The slider (Fader) at the bottom of each Channel column is the volume control only for that Channel. On smaller Power Mixers, the Fader may be replaced by a Volume Knob. As a general rule, try to have the Fader at ‘0’ when you begin your sound check, so that you have room to turn the volume both up and down.

Most Mixers will also have On/Off switches for each Channel. Sometimes this is found just above the Fader. Other times, look near the top of the Channel column.

TIP 1: Make sure all Faders are Channels are turned off (or Faders are all the way down) when plugging cables into the mixer. This will protect the ears of those close by as well as help protect your speakers from damage.

TIP 2: Make sure all the channels you’re using are turned ON before you start manipulating other controls.

Master Controls

While Master Controls have a bigger overall effect than the Individual Channel Input controls, they work the same way; it’s just that they affect all the Channels at once. Thus, if you want to affect only a single voice or instrument, you should use the Individual Input Controls. If you want to affect the entire mix of voice(s) and instrument(s), you need to use these Master Controls.  Master Controls are labeled as such and are found in a clearly defined section of the Mixer.

There is a left-and-right pair of Master Volume Faders that controls the output volume of the entire mix. In most live situations, since sounds are Panned center anyway, one of these Master Faders is set to control the ‘house’ speakers, and the other is set to control the stage monitors. There is sometimes a Master EQ (if there is one, it is usually a graphic EQ). Some mixers have a button for “phantom power” which is required if you are using condenser microphones (see last issue).

More elaborate Power Mixers have more elaborate controls, both for each Individual Input Channel and for the Master Control section, but the above are the basics.

Amplifier/Speaker Output

Even though the Mixer (Input Channels and Master Controls) and Amplifier are housed in the same box, they are distinct elements of the system. By the time the signal reaches the Amplifier, it has been mixed and manipulated in various ways, but it is not powerful enough to drive the speakers.

The Amplifier boosts the signal to a level powerful enough to drive the speakers. Because it is working hard, the Amplifier can generate a lot of heat. It is important to make sure that any ventilation holes or fans on your Power Mixer are not blocked, or the Amplifier may overheat and shut itself off. If you are doing an outdoor gig, try to make sure your Power Mixer is not sitting in the sun.

Because the output of the Amplifier is at a relatively high power, it is very important that you only use speaker cables to hook up speakers.
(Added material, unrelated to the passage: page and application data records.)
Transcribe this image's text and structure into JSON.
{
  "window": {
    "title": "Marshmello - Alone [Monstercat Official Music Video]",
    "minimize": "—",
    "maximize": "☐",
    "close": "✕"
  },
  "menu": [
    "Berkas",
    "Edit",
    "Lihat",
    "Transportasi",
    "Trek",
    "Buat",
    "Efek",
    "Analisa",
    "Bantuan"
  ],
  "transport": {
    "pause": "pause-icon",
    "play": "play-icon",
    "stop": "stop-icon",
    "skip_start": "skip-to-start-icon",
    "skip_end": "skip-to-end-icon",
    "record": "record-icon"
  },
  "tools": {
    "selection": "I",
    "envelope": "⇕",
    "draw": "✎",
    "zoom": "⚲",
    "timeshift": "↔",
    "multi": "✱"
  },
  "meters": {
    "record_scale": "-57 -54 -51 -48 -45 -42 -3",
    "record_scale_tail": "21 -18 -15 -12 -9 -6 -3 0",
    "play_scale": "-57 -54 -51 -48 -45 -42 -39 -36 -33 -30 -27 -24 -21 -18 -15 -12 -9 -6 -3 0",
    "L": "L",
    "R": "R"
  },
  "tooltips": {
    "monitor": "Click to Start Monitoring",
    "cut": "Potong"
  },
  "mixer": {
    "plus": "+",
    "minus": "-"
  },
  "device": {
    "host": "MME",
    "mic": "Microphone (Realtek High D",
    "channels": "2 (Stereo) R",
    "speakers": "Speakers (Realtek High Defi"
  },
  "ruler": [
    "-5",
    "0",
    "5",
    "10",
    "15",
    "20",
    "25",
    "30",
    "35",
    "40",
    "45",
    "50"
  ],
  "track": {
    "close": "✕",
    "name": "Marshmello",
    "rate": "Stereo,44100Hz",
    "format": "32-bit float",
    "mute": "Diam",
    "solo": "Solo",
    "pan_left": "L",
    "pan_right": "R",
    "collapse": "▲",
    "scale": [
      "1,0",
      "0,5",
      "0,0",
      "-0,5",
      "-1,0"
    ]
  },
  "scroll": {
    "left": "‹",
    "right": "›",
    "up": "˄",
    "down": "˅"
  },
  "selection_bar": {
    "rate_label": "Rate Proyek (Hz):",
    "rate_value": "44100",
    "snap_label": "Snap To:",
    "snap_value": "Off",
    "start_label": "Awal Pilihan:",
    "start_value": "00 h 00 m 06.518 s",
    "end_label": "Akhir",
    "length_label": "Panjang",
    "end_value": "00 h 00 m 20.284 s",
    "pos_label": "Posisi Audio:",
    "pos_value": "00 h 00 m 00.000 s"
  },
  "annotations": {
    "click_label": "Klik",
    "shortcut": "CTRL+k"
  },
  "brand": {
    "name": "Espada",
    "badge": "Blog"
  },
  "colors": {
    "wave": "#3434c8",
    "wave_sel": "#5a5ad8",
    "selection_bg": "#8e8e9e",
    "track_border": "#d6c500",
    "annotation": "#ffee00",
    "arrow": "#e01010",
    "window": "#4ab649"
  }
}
Even though instrument cables may have the same connectors (or plugs) as the speaker cables you require, instrument cables are not appropriate for high-powered speaker connections.

So there you have it! In the next issue, we will discuss speakers, cables, and PA set-up basics.

−Hilary Ann Feldman

Related Posts

Leave a Comment

%d bloggers like this: